Tobias WhitakerNow I know that for some folks when they hear the word, “banjo,” they immediately think of the movie Deliverance. For me personally, that is the furthest thing from my mind when I hear the melody of a five string banjo.

There are a number of well-known banjo players; some are even considered virtuosos. The great Earl Scruggs, Pete Seeger or June Carter all come to mind. Bela Fleck, Gillian Welch and Tony Trischka all know the pleasure a banjo brings. Though I have sincere respect for their contributions to the world of music, in general, what fascinates me most is the role the banjo continues to play in rural music for average musicians and their neighbors.

Few things are as enjoyable as a warm summer evening in which the crickets are singing along with a banjo. The cold winter months seem a little more bearable when the entire family can sing and dance to a little live music. In an age in which technology strives to rule there is still a simple and profound pleasure within the ability to pick up an instrument and play a few tunes on your front porch.

with my banjo 

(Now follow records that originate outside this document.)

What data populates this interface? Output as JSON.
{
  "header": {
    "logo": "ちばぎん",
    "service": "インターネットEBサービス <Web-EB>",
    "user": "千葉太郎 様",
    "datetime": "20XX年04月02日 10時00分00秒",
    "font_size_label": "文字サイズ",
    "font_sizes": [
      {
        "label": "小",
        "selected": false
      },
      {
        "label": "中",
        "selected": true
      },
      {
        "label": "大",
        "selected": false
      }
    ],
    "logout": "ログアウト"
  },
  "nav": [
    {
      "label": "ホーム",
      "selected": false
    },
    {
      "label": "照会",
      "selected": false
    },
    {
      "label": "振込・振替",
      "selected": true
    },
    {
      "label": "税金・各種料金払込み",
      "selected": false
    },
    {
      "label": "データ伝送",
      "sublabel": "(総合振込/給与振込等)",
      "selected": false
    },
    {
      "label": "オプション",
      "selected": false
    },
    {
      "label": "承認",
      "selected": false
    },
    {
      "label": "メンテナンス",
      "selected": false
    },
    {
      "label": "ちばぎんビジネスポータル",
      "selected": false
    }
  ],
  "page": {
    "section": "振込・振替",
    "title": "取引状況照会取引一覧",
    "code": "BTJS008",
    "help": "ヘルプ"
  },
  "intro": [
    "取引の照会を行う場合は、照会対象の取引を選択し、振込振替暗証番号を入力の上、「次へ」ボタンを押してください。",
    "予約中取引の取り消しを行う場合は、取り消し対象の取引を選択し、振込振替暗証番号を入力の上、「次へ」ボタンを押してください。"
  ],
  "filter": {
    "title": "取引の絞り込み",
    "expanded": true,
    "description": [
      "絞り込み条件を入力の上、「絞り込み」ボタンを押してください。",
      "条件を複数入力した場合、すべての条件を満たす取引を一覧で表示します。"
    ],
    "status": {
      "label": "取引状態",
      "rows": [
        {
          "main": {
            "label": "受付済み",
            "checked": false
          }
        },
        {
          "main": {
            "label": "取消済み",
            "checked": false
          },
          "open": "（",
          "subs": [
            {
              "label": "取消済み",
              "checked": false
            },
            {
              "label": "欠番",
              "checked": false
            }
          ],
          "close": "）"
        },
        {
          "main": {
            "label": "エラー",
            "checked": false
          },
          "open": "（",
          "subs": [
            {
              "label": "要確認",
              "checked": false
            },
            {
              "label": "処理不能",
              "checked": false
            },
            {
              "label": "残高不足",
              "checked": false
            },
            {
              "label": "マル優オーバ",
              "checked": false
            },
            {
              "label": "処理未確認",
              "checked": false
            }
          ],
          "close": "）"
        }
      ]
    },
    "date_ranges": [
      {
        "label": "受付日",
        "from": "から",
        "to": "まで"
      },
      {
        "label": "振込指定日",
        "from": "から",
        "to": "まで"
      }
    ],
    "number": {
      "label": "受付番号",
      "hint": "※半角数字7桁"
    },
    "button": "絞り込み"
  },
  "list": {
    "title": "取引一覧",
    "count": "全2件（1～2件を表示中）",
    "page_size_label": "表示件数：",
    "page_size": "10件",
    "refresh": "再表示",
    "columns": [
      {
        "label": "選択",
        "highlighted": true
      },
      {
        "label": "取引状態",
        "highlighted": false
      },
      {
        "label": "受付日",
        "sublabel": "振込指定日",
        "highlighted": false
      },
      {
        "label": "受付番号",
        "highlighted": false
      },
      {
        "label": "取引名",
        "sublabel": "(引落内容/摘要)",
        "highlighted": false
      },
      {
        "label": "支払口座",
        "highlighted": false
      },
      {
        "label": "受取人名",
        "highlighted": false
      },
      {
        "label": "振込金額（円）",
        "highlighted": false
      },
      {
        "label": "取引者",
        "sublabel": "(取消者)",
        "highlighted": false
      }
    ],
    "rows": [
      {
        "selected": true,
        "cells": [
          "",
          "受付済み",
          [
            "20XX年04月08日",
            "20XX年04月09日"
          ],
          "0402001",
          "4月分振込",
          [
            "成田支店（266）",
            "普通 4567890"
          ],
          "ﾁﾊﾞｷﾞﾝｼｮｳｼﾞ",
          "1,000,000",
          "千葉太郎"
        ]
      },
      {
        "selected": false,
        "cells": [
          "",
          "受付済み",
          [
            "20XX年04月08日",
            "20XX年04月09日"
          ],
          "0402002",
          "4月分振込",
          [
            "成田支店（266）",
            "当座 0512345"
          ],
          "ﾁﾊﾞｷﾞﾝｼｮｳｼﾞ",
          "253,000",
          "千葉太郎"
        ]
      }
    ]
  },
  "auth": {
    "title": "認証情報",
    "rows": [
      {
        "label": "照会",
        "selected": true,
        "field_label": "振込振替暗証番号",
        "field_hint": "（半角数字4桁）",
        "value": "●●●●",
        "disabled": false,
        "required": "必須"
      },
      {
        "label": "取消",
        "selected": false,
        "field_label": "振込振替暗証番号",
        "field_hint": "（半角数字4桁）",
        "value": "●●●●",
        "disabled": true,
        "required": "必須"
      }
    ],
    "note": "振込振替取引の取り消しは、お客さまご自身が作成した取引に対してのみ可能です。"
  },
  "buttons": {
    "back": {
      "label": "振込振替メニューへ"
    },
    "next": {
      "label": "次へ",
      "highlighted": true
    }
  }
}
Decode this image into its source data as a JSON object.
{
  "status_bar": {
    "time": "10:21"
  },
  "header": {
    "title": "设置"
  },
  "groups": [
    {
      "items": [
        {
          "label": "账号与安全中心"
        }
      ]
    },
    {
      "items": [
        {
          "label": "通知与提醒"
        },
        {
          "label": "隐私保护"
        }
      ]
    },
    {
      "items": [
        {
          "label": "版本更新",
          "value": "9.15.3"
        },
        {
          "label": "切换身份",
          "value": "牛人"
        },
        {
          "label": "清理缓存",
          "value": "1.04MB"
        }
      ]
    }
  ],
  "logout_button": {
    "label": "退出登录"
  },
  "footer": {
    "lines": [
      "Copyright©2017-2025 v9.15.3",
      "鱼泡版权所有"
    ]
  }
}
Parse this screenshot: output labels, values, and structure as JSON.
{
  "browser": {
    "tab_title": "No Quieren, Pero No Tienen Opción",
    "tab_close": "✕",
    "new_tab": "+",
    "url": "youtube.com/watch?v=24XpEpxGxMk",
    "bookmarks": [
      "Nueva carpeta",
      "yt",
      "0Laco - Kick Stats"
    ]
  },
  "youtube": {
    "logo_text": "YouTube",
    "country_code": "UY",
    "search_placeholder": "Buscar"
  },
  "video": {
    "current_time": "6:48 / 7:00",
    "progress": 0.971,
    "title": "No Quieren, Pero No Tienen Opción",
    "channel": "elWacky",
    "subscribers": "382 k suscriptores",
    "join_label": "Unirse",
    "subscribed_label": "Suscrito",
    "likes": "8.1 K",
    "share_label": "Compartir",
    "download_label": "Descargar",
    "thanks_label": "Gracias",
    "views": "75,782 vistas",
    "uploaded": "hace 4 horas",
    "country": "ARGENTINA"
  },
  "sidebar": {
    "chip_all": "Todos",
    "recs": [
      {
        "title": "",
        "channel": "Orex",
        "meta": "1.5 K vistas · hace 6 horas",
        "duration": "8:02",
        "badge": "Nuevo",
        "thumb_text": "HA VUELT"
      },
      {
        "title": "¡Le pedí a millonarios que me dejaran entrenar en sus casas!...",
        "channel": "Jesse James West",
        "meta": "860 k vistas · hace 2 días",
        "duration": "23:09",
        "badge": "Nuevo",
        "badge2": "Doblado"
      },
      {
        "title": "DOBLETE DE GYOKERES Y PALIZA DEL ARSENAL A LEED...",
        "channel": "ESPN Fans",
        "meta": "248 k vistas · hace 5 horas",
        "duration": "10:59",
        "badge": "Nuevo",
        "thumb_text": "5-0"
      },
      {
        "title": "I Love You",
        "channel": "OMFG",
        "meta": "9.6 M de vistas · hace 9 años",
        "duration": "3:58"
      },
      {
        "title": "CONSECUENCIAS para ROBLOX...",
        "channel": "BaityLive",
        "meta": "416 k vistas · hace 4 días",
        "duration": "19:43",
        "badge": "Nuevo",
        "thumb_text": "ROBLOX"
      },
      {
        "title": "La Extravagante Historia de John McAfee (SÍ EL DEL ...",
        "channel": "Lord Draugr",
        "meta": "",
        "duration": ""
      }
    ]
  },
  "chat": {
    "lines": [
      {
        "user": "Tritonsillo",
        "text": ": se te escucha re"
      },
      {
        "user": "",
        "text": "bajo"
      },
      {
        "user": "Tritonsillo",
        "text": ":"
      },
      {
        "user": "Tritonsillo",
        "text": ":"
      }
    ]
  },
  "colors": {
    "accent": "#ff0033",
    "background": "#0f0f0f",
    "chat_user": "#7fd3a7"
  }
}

In our neck of the woods we have the Vorshtein Music Festival, heading into its ninth year. Family and friends gather for a day of music and fun. It’s free to the public. Grandparents, parents and children all enjoy the wide open space of Mother Nature and listen to local musicians. If they are lucky enough they catch a little banjo as well.

Vorshtein Music Festival 

mother earth news fair


Feb. 17-18, 2018
Belton, Texas

More than 150 workshops, great deals from more than 200 exhibitors, off-stage demos, inspirational keynotes, and great food!